As soon as it was 05:00hrs, I jumped into the shower, took my bath as calmly as I could – really hard to do, this staying calm business – got dressed in record time in a pair of light blue jeans and a coffee tunic I had selected hours before.
I walked/trotted/jogged/ walked briskly to the busstop. It was at times like that that I wished I had a car. After waiting several minutes, I hopped on two okadas, one after the other, and arrived at the hospital gate just before 06:00hrs. I remembered the time because I stumbled through the Regina Caeli standing at the gate while the gateman took his time to let me in.

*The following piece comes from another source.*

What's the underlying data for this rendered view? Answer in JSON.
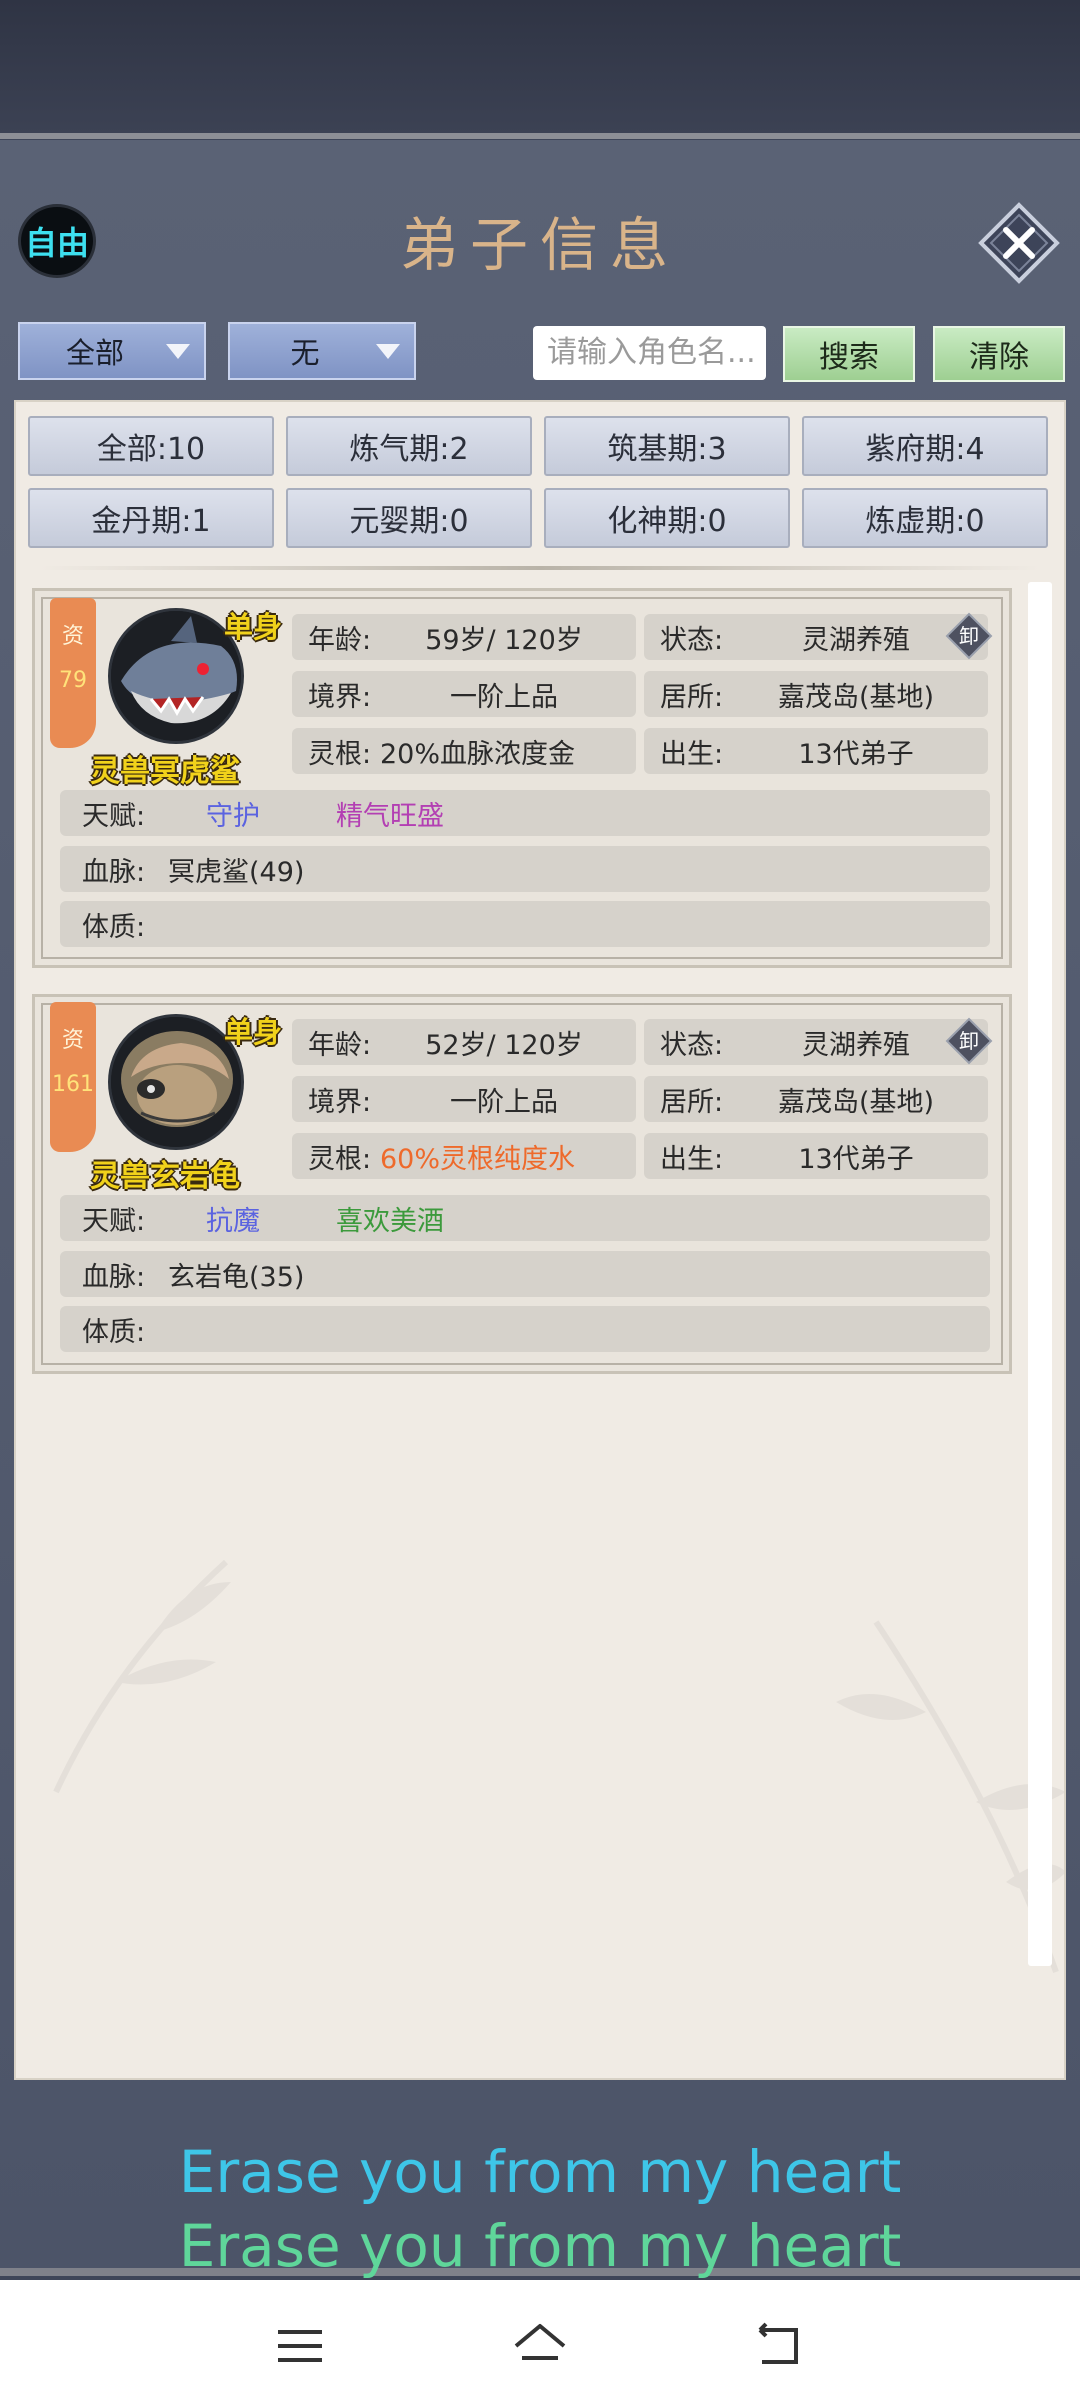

In the Lobby, the first person I saw was her sister, and her sluggish response to my urgency kind of ticked me off. Following her, I was led to the Maternity Ward where I first beheld my son.

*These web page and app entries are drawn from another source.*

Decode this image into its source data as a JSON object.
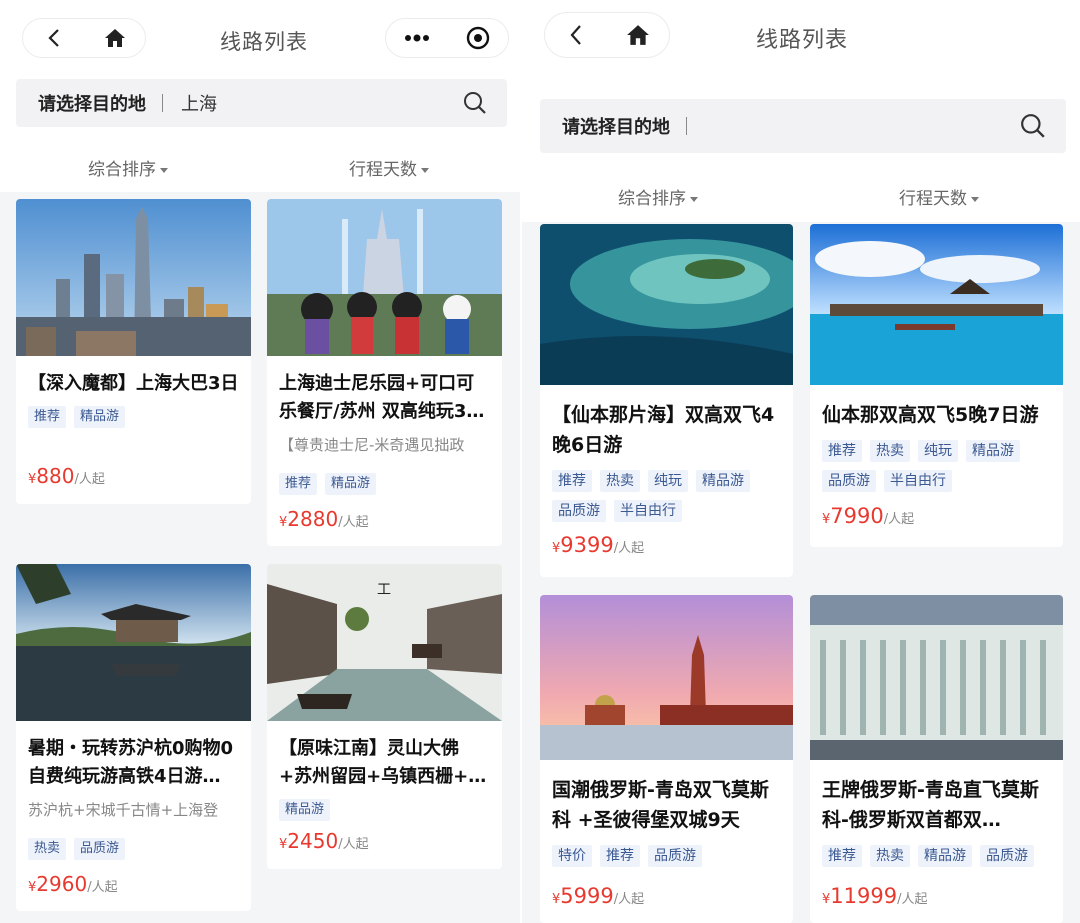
{
  "left": {
    "nav": {
      "title": "线路列表"
    },
    "search": {
      "label": "请选择目的地",
      "value": "上海"
    },
    "sort": {
      "composite": "综合排序",
      "days": "行程天数"
    },
    "cards": [
      {
        "title": "【深入魔都】上海大巴3日",
        "subtitle": "",
        "tags": [
          "推荐",
          "精品游"
        ],
        "price_symbol": "¥",
        "price": "880",
        "unit": "/人起"
      },
      {
        "title": "上海迪士尼乐园+可口可乐餐厅/苏州 双高纯玩3…",
        "subtitle": "【尊贵迪士尼-米奇遇见拙政",
        "tags": [
          "推荐",
          "精品游"
        ],
        "price_symbol": "¥",
        "price": "2880",
        "unit": "/人起"
      },
      {
        "title": "暑期・玩转苏沪杭0购物0自费纯玩游高铁4日游…",
        "subtitle": "苏沪杭+宋城千古情+上海登",
        "tags": [
          "热卖",
          "品质游"
        ],
        "price_symbol": "¥",
        "price": "2960",
        "unit": "/人起"
      },
      {
        "title": "【原味江南】灵山大佛+苏州留园+乌镇西栅+…",
        "subtitle": "",
        "tags": [
          "精品游"
        ],
        "price_symbol": "¥",
        "price": "2450",
        "unit": "/人起"
      }
    ]
  },
  "right": {
    "nav": {
      "title": "线路列表"
    },
    "search": {
      "label": "请选择目的地",
      "value": ""
    },
    "sort": {
      "composite": "综合排序",
      "days": "行程天数"
    },
    "cards": [
      {
        "title": "【仙本那片海】双高双飞4晚6日游",
        "subtitle": "",
        "tags": [
          "推荐",
          "热卖",
          "纯玩",
          "精品游",
          "品质游",
          "半自由行"
        ],
        "price_symbol": "¥",
        "price": "9399",
        "unit": "/人起"
      },
      {
        "title": "仙本那双高双飞5晚7日游",
        "subtitle": "",
        "tags": [
          "推荐",
          "热卖",
          "纯玩",
          "精品游",
          "品质游",
          "半自由行"
        ],
        "price_symbol": "¥",
        "price": "7990",
        "unit": "/人起"
      },
      {
        "title": "国潮俄罗斯-青岛双飞莫斯科 +圣彼得堡双城9天",
        "subtitle": "",
        "tags": [
          "特价",
          "推荐",
          "品质游"
        ],
        "price_symbol": "¥",
        "price": "5999",
        "unit": "/人起"
      },
      {
        "title": "王牌俄罗斯-青岛直飞莫斯科-俄罗斯双首都双…",
        "subtitle": "",
        "tags": [
          "推荐",
          "热卖",
          "精品游",
          "品质游"
        ],
        "price_symbol": "¥",
        "price": "11999",
        "unit": "/人起"
      }
    ]
  }
}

He was wrapped in a thick cream coloured, Winnie the Pooh shawl. Lying in the cot under what I hoped was a treated mosquito net, he was propped up on his right with a folded cream coloured towel and I wondered if he was not too warm. The cot was placed at the head of her bed away from the fan and the airconditioner that did not ‘condition’ anything. I walked up to her, and brushing her chin lightly with my fingers, I said “Well done. And thank you very much.” Those words, barely a whisper, caught in my throat. A throat once again chocked full with emotions.
Then I turned my attention back to the miracle lying in the cot. The first thing I noticed, standing over his head, was his nose. That there was the family nose alright. I changed my position to the foot of his cot to take a second proper look at him and it was then I noticed the slight frown/scowl on his forehead. I knew I had seen that before, and it took only a few seconds to realise it was identical to the one I wore when I was concentrating, or thinking about something. His well formed fingers, curled into a semi fist, were resting on his chin and he seemed to be deep in thought. Not the cutest mien for an infant, but he managed to pull it off! “May I?” I asked no one in particular, gesturing toward him. And without waiting for an answer I rolled back the netting, reached inside the cot and gently lifted him out.

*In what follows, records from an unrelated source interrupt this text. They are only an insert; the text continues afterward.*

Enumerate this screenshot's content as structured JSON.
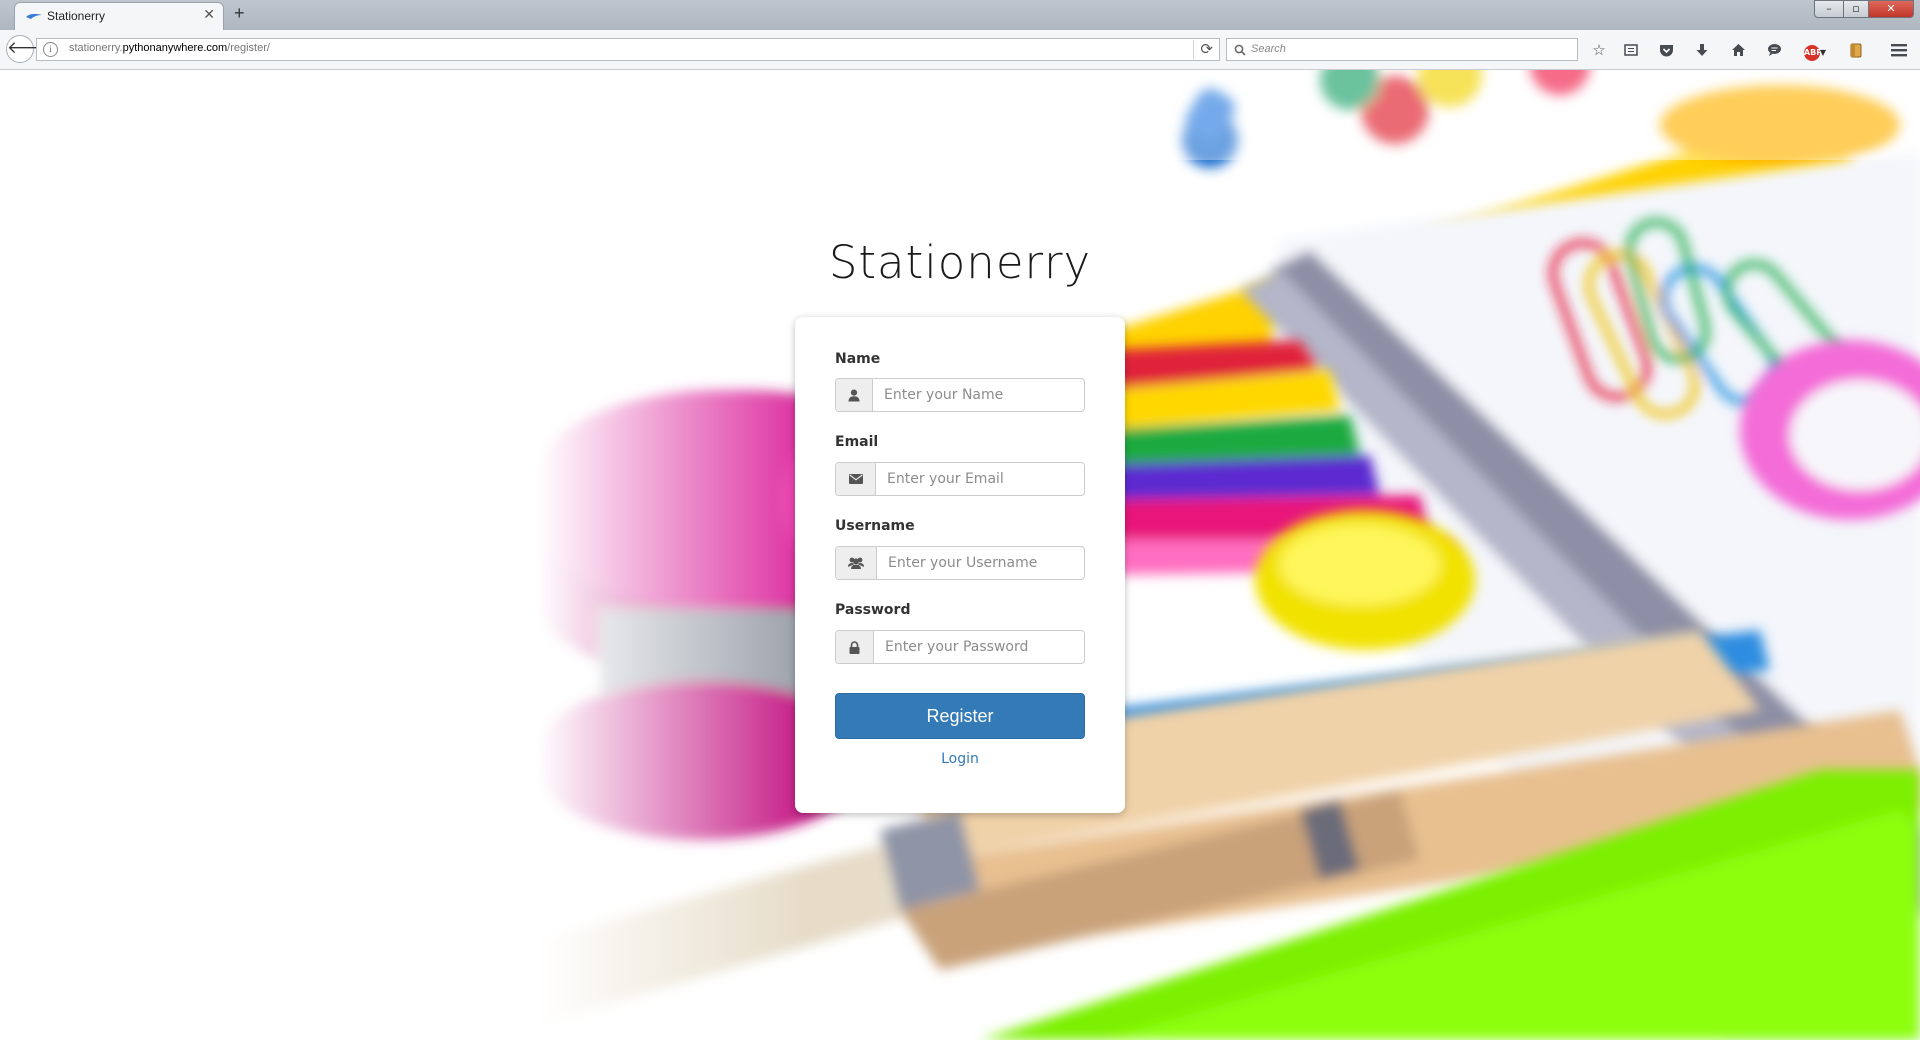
{
  "browser": {
    "tab_title": "Stationerry",
    "new_tab_symbol": "+",
    "url_prefix": "stationerry.",
    "url_host": "pythonanywhere.com",
    "url_path": "/register/",
    "search_placeholder": "Search",
    "window_controls": [
      "minimize",
      "maximize",
      "close"
    ],
    "toolbar_icons": [
      "star-icon",
      "reading-list-icon",
      "pocket-icon",
      "download-icon",
      "home-icon",
      "chat-icon",
      "adblock-icon",
      "extension-icon",
      "menu-icon"
    ],
    "adblock_badge": "ABP"
  },
  "page": {
    "brand": "Stationerry",
    "form": {
      "name_label": "Name",
      "name_placeholder": "Enter your Name",
      "email_label": "Email",
      "email_placeholder": "Enter your Email",
      "username_label": "Username",
      "username_placeholder": "Enter your Username",
      "password_label": "Password",
      "password_placeholder": "Enter your Password",
      "register_label": "Register",
      "login_label": "Login"
    },
    "colors": {
      "primary": "#337ab7",
      "addon_bg": "#eeeeee"
    }
  }
}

“Good morning son.” I said to him, and almost dropped him for shock when he rewarded my greeting with the lifting of his right lips in a smile I know too well. In that instant my heart shattered into a trillion tiny pieces, and reset again. But I knew inside of me that it did not reset the same way as it was before. It felt fuller, better, perfect!
I brushed the back of a finger against his cheek, so soft and rounded; pulled back his cap to reveal a head of hair so shiny and dark; rolled up his sleeve to expose the back of a hand already showing well defined hair folicles – dude was hairier than me! I hugged him tight against my chest, talking to him and telling him how much Daddy loves him; not saying the words out too loud, just letting them wash over him as they rumbled in my throat and chest, knowing that he could feel the vibrations coming off me, hear the words I was saying to him.
Standing there, holding him in my arms talking to him and smiling at him, I knew. I knew that everything was going to be alright because, believe it or not, this son of mine is sent by God. My defence, my vindication. And I knew that I love him fiercely and he loves me in return.
PS: Love is an understanding. A quiet understanding in which a thought may not be spoken, but is still understood.